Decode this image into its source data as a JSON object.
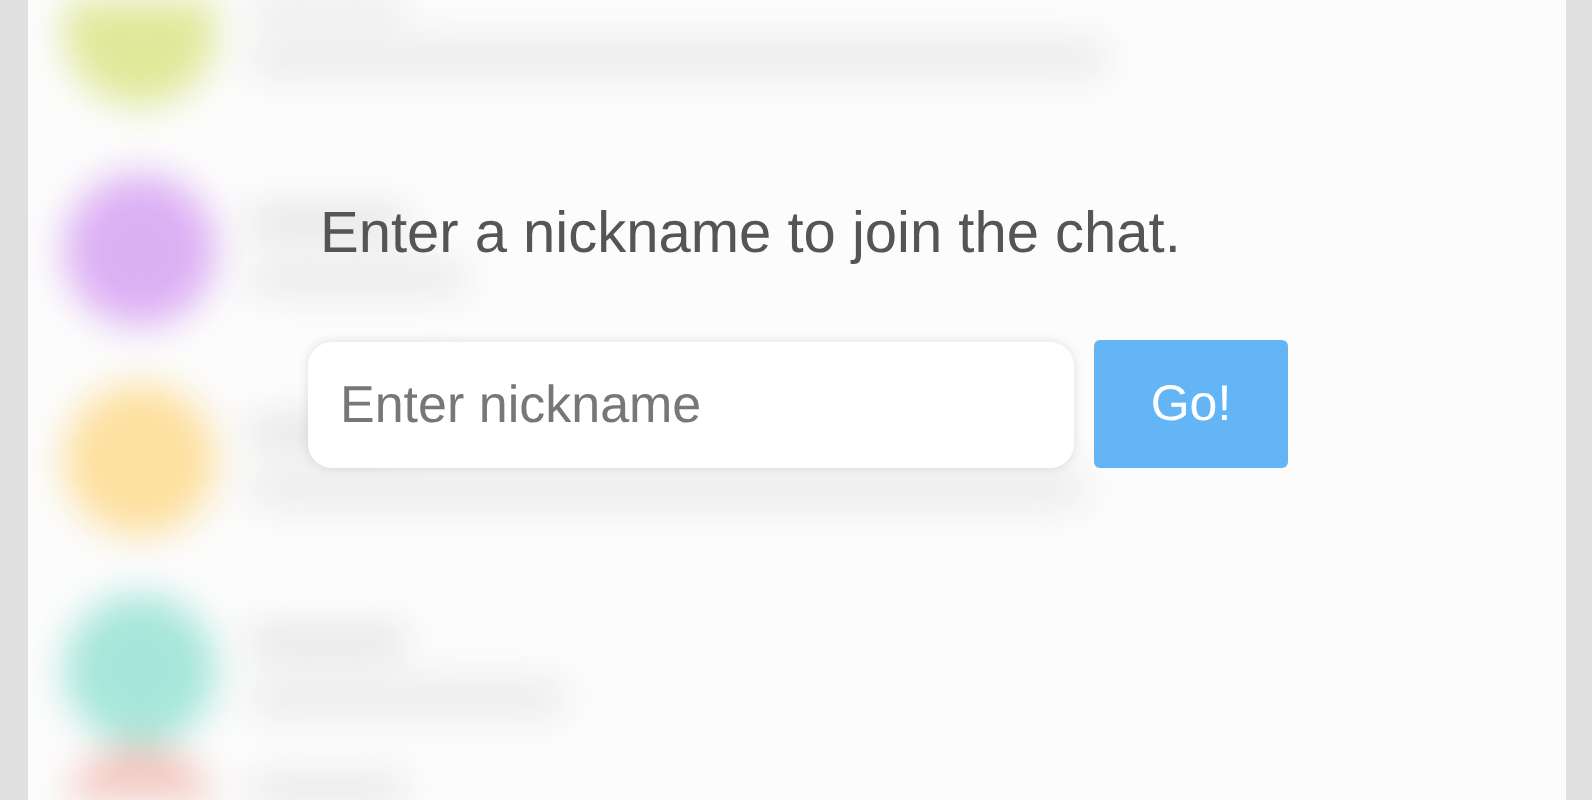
{
  "prompt": "Enter a nickname to join the chat.",
  "nickname_field": {
    "placeholder": "Enter nickname"
  },
  "submit_button": {
    "label": "Go!"
  }
}
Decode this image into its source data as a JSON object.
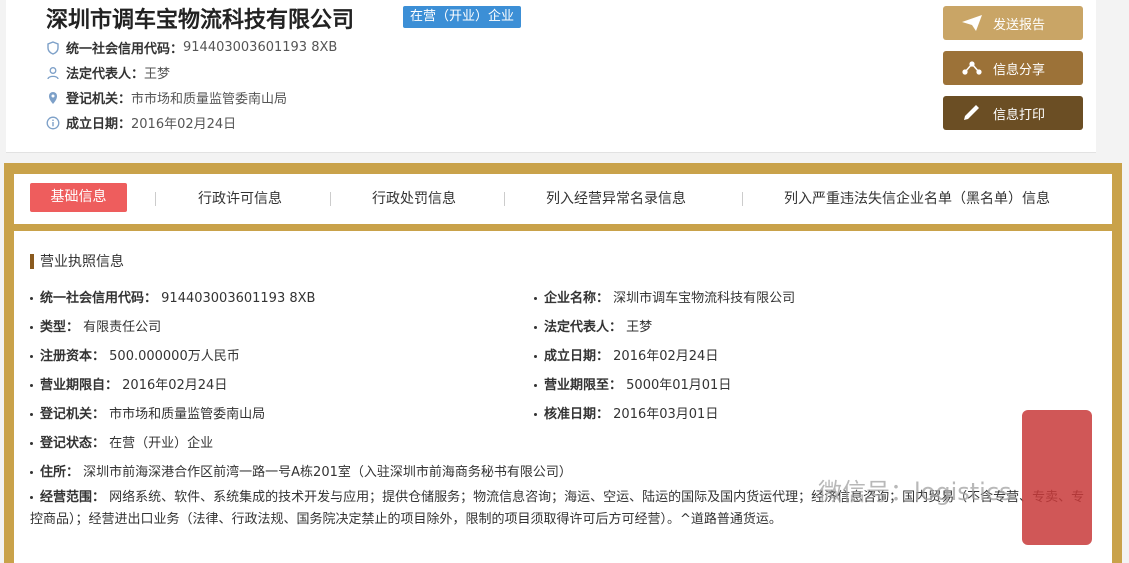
{
  "header": {
    "company_name": "深圳市调车宝物流科技有限公司",
    "status_badge": "在营（开业）企业",
    "credit_code_label": "统一社会信用代码：",
    "credit_code": "914403003601193 8XB",
    "legal_rep_label": "法定代表人：",
    "legal_rep": "王梦",
    "authority_label": "登记机关：",
    "authority": "市市场和质量监管委南山局",
    "founded_label": "成立日期：",
    "founded": "2016年02月24日"
  },
  "actions": {
    "report": "发送报告",
    "share": "信息分享",
    "print": "信息打印"
  },
  "tabs": [
    {
      "label": "基础信息",
      "active": true
    },
    {
      "label": "行政许可信息"
    },
    {
      "label": "行政处罚信息"
    },
    {
      "label": "列入经营异常名录信息"
    },
    {
      "label": "列入严重违法失信企业名单（黑名单）信息"
    }
  ],
  "license": {
    "section_title": "营业执照信息",
    "fields": {
      "credit_code": {
        "k": "统一社会信用代码：",
        "v": "914403003601193 8XB"
      },
      "company_name": {
        "k": "企业名称：",
        "v": "深圳市调车宝物流科技有限公司"
      },
      "type": {
        "k": "类型：",
        "v": "有限责任公司"
      },
      "legal_rep": {
        "k": "法定代表人：",
        "v": "王梦"
      },
      "capital": {
        "k": "注册资本：",
        "v": "500.000000万人民币"
      },
      "founded": {
        "k": "成立日期：",
        "v": "2016年02月24日"
      },
      "term_from": {
        "k": "营业期限自：",
        "v": "2016年02月24日"
      },
      "term_to": {
        "k": "营业期限至：",
        "v": "5000年01月01日"
      },
      "authority": {
        "k": "登记机关：",
        "v": "市市场和质量监管委南山局"
      },
      "approved": {
        "k": "核准日期：",
        "v": "2016年03月01日"
      },
      "status": {
        "k": "登记状态：",
        "v": "在营（开业）企业"
      },
      "address": {
        "k": "住所：",
        "v": "深圳市前海深港合作区前湾一路一号A栋201室（入驻深圳市前海商务秘书有限公司）"
      },
      "scope": {
        "k": "经营范围：",
        "v": "网络系统、软件、系统集成的技术开发与应用；提供仓储服务；物流信息咨询；海运、空运、陆运的国际及国内货运代理；经济信息咨询；国内贸易（不含专营、专卖、专控商品）；经营进出口业务（法律、行政法规、国务院决定禁止的项目除外，限制的项目须取得许可后方可经营）。^道路普通货运。"
      }
    }
  },
  "watermark": "微信号：logistics",
  "colors": {
    "badge": "#3c8fd6",
    "tab_active": "#ee5d5d",
    "panel_border": "#c9a24a",
    "btn_report": "#c9a566",
    "btn_share": "#9c7238",
    "btn_print": "#6b4e24"
  }
}
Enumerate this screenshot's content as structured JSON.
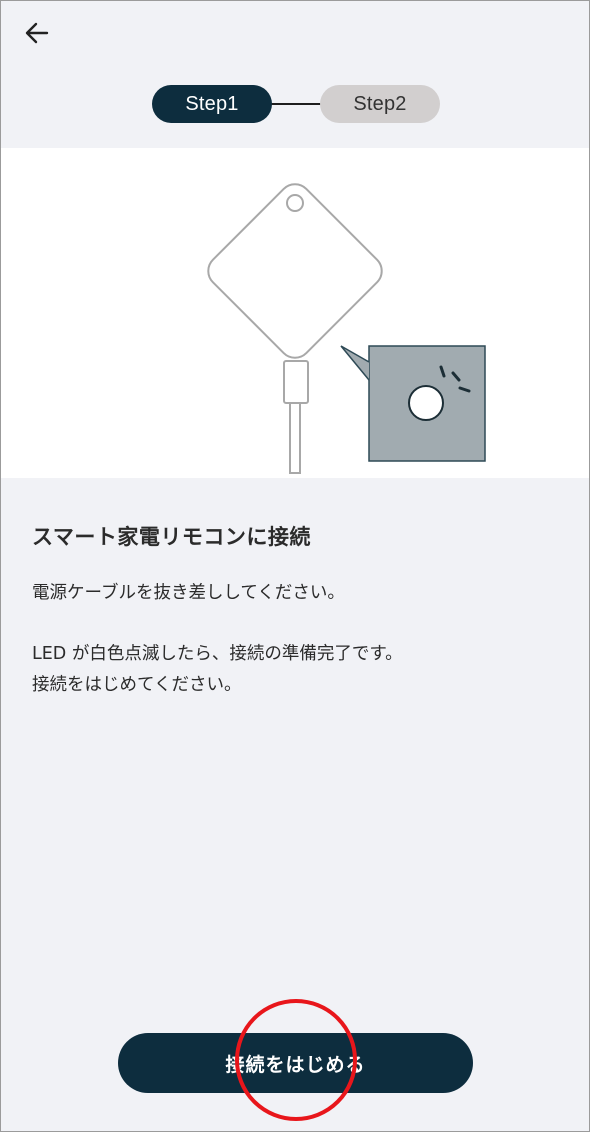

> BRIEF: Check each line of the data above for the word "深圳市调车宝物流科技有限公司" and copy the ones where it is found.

> YOUR RESPONSE:
    "company_name": "深圳市调车宝物流科技有限公司",
        "v": "深圳市调车宝物流科技有限公司"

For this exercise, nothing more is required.